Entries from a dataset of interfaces
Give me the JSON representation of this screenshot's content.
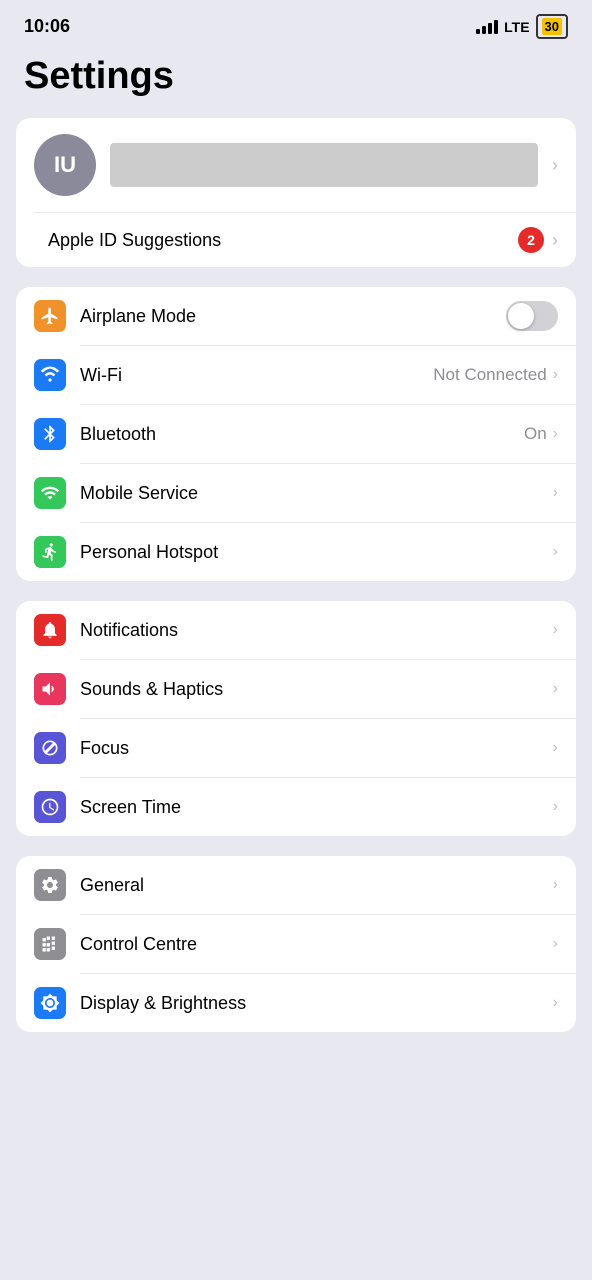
{
  "statusBar": {
    "time": "10:06",
    "lte": "LTE",
    "battery": "30"
  },
  "pageTitle": "Settings",
  "profile": {
    "initials": "IU",
    "chevron": "›"
  },
  "appleId": {
    "label": "Apple ID Suggestions",
    "badge": "2",
    "chevron": "›"
  },
  "connectivity": [
    {
      "id": "airplane",
      "label": "Airplane Mode",
      "iconColor": "icon-orange",
      "hasToggle": true,
      "toggleOn": false
    },
    {
      "id": "wifi",
      "label": "Wi-Fi",
      "value": "Not Connected",
      "iconColor": "icon-blue",
      "hasChevron": true
    },
    {
      "id": "bluetooth",
      "label": "Bluetooth",
      "value": "On",
      "iconColor": "icon-blue-bt",
      "hasChevron": true
    },
    {
      "id": "mobile",
      "label": "Mobile Service",
      "iconColor": "icon-green",
      "hasChevron": true
    },
    {
      "id": "hotspot",
      "label": "Personal Hotspot",
      "iconColor": "icon-green2",
      "hasChevron": true
    }
  ],
  "notifications": [
    {
      "id": "notifications",
      "label": "Notifications",
      "iconColor": "icon-red",
      "hasChevron": true
    },
    {
      "id": "sounds",
      "label": "Sounds & Haptics",
      "iconColor": "icon-pink",
      "hasChevron": true
    },
    {
      "id": "focus",
      "label": "Focus",
      "iconColor": "icon-indigo",
      "hasChevron": true
    },
    {
      "id": "screentime",
      "label": "Screen Time",
      "iconColor": "icon-indigo",
      "hasChevron": true
    }
  ],
  "general": [
    {
      "id": "general",
      "label": "General",
      "iconColor": "icon-blue-gray",
      "hasChevron": true
    },
    {
      "id": "controlcentre",
      "label": "Control Centre",
      "iconColor": "icon-blue-gray",
      "hasChevron": true
    },
    {
      "id": "display",
      "label": "Display & Brightness",
      "iconColor": "icon-blue",
      "hasChevron": true
    }
  ]
}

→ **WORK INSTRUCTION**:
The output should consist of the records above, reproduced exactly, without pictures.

→ **FINISHED TASK**:
Give me the JSON representation of this screenshot's content.
{
  "statusBar": {
    "time": "10:06",
    "lte": "LTE",
    "battery": "30"
  },
  "pageTitle": "Settings",
  "profile": {
    "initials": "IU",
    "chevron": "›"
  },
  "appleId": {
    "label": "Apple ID Suggestions",
    "badge": "2",
    "chevron": "›"
  },
  "connectivity": [
    {
      "id": "airplane",
      "label": "Airplane Mode",
      "iconColor": "icon-orange",
      "hasToggle": true,
      "toggleOn": false
    },
    {
      "id": "wifi",
      "label": "Wi-Fi",
      "value": "Not Connected",
      "iconColor": "icon-blue",
      "hasChevron": true
    },
    {
      "id": "bluetooth",
      "label": "Bluetooth",
      "value": "On",
      "iconColor": "icon-blue-bt",
      "hasChevron": true
    },
    {
      "id": "mobile",
      "label": "Mobile Service",
      "iconColor": "icon-green",
      "hasChevron": true
    },
    {
      "id": "hotspot",
      "label": "Personal Hotspot",
      "iconColor": "icon-green2",
      "hasChevron": true
    }
  ],
  "notifications": [
    {
      "id": "notifications",
      "label": "Notifications",
      "iconColor": "icon-red",
      "hasChevron": true
    },
    {
      "id": "sounds",
      "label": "Sounds & Haptics",
      "iconColor": "icon-pink",
      "hasChevron": true
    },
    {
      "id": "focus",
      "label": "Focus",
      "iconColor": "icon-indigo",
      "hasChevron": true
    },
    {
      "id": "screentime",
      "label": "Screen Time",
      "iconColor": "icon-indigo",
      "hasChevron": true
    }
  ],
  "general": [
    {
      "id": "general",
      "label": "General",
      "iconColor": "icon-blue-gray",
      "hasChevron": true
    },
    {
      "id": "controlcentre",
      "label": "Control Centre",
      "iconColor": "icon-blue-gray",
      "hasChevron": true
    },
    {
      "id": "display",
      "label": "Display & Brightness",
      "iconColor": "icon-blue",
      "hasChevron": true
    }
  ]
}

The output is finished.